→ RECORDS FOR THE TASK
▬▬▬
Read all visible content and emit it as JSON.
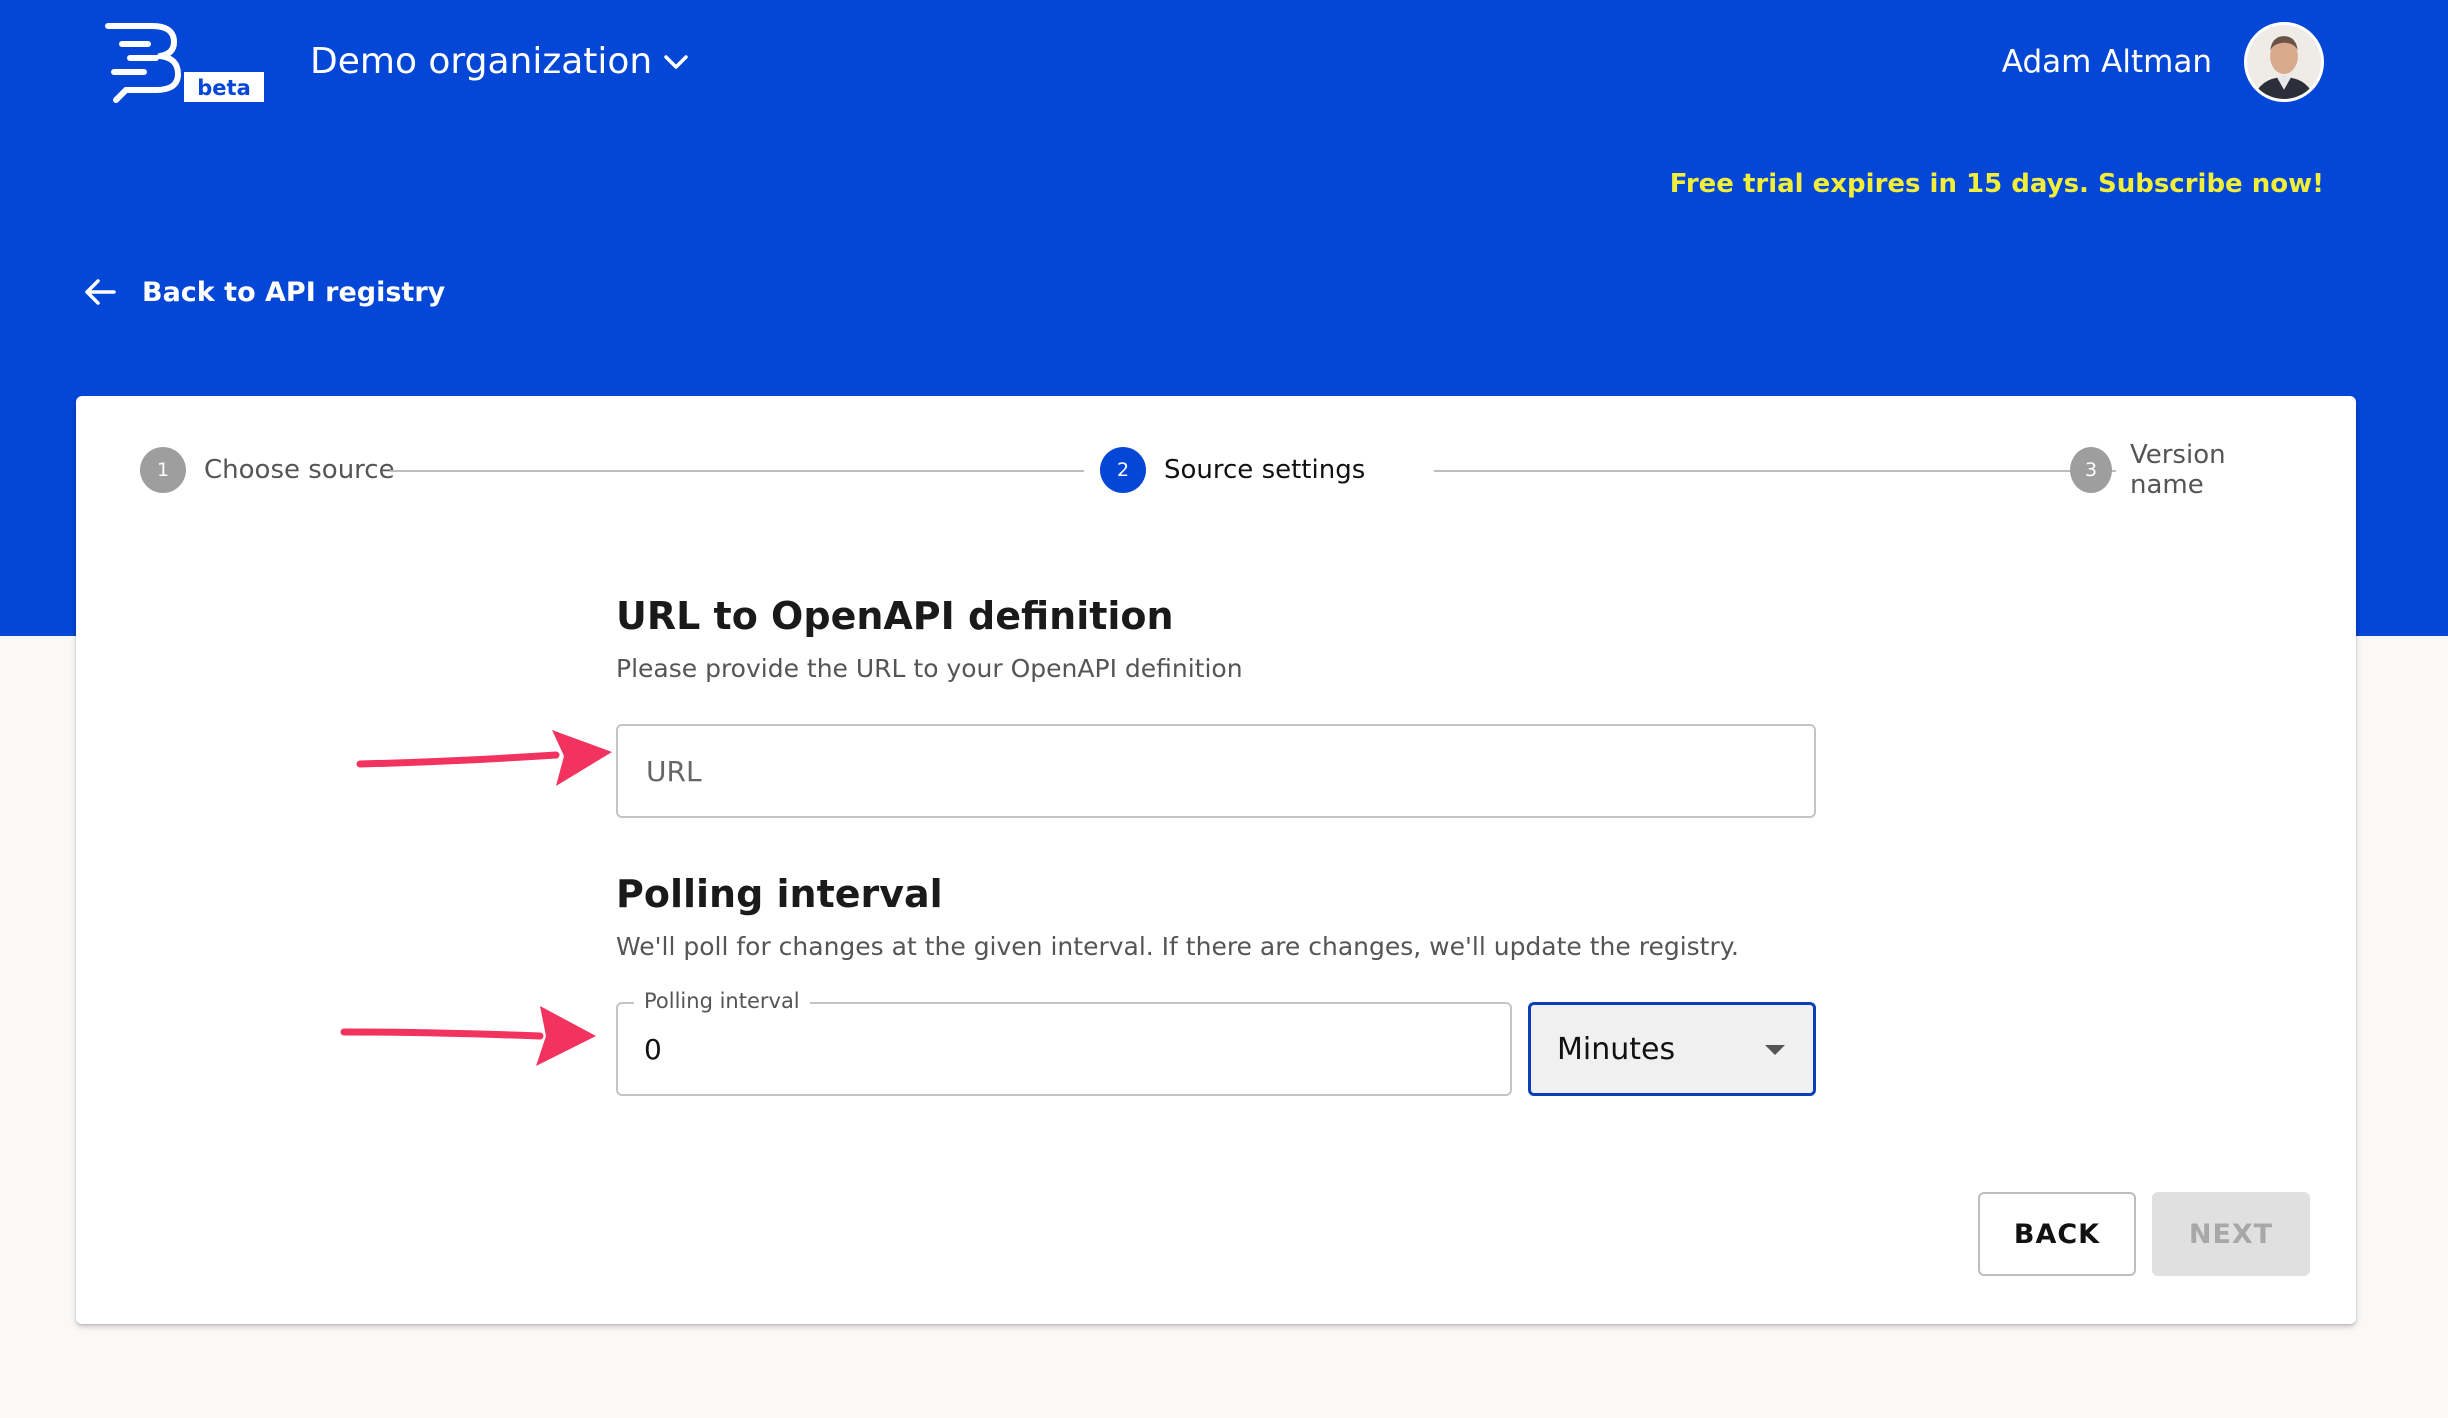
{
  "header": {
    "logo_badge": "beta",
    "org_name": "Demo organization",
    "user_name": "Adam Altman",
    "trial_notice": "Free trial expires in 15 days. Subscribe now!",
    "back_link": "Back to API registry"
  },
  "stepper": {
    "steps": [
      {
        "number": "1",
        "label": "Choose source",
        "state": "done"
      },
      {
        "number": "2",
        "label": "Source settings",
        "state": "active"
      },
      {
        "number": "3",
        "label": "Version name",
        "state": "pending"
      }
    ]
  },
  "url_section": {
    "title": "URL to OpenAPI definition",
    "description": "Please provide the URL to your OpenAPI definition",
    "placeholder": "URL"
  },
  "polling_section": {
    "title": "Polling interval",
    "description": "We'll poll for changes at the given interval. If there are changes, we'll update the registry.",
    "field_label": "Polling interval",
    "value": "0",
    "unit": "Minutes"
  },
  "actions": {
    "back_label": "BACK",
    "next_label": "NEXT"
  },
  "colors": {
    "brand": "#0446d6",
    "trial_text": "#f2ef3a",
    "annotation_arrow": "#f2325f"
  }
}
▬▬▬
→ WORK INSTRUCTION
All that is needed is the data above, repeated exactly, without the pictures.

→ RESPONSE TO THE EXERCISE
Read all visible content and emit it as JSON.
{
  "header": {
    "logo_badge": "beta",
    "org_name": "Demo organization",
    "user_name": "Adam Altman",
    "trial_notice": "Free trial expires in 15 days. Subscribe now!",
    "back_link": "Back to API registry"
  },
  "stepper": {
    "steps": [
      {
        "number": "1",
        "label": "Choose source",
        "state": "done"
      },
      {
        "number": "2",
        "label": "Source settings",
        "state": "active"
      },
      {
        "number": "3",
        "label": "Version name",
        "state": "pending"
      }
    ]
  },
  "url_section": {
    "title": "URL to OpenAPI definition",
    "description": "Please provide the URL to your OpenAPI definition",
    "placeholder": "URL"
  },
  "polling_section": {
    "title": "Polling interval",
    "description": "We'll poll for changes at the given interval. If there are changes, we'll update the registry.",
    "field_label": "Polling interval",
    "value": "0",
    "unit": "Minutes"
  },
  "actions": {
    "back_label": "BACK",
    "next_label": "NEXT"
  },
  "colors": {
    "brand": "#0446d6",
    "trial_text": "#f2ef3a",
    "annotation_arrow": "#f2325f"
  }
}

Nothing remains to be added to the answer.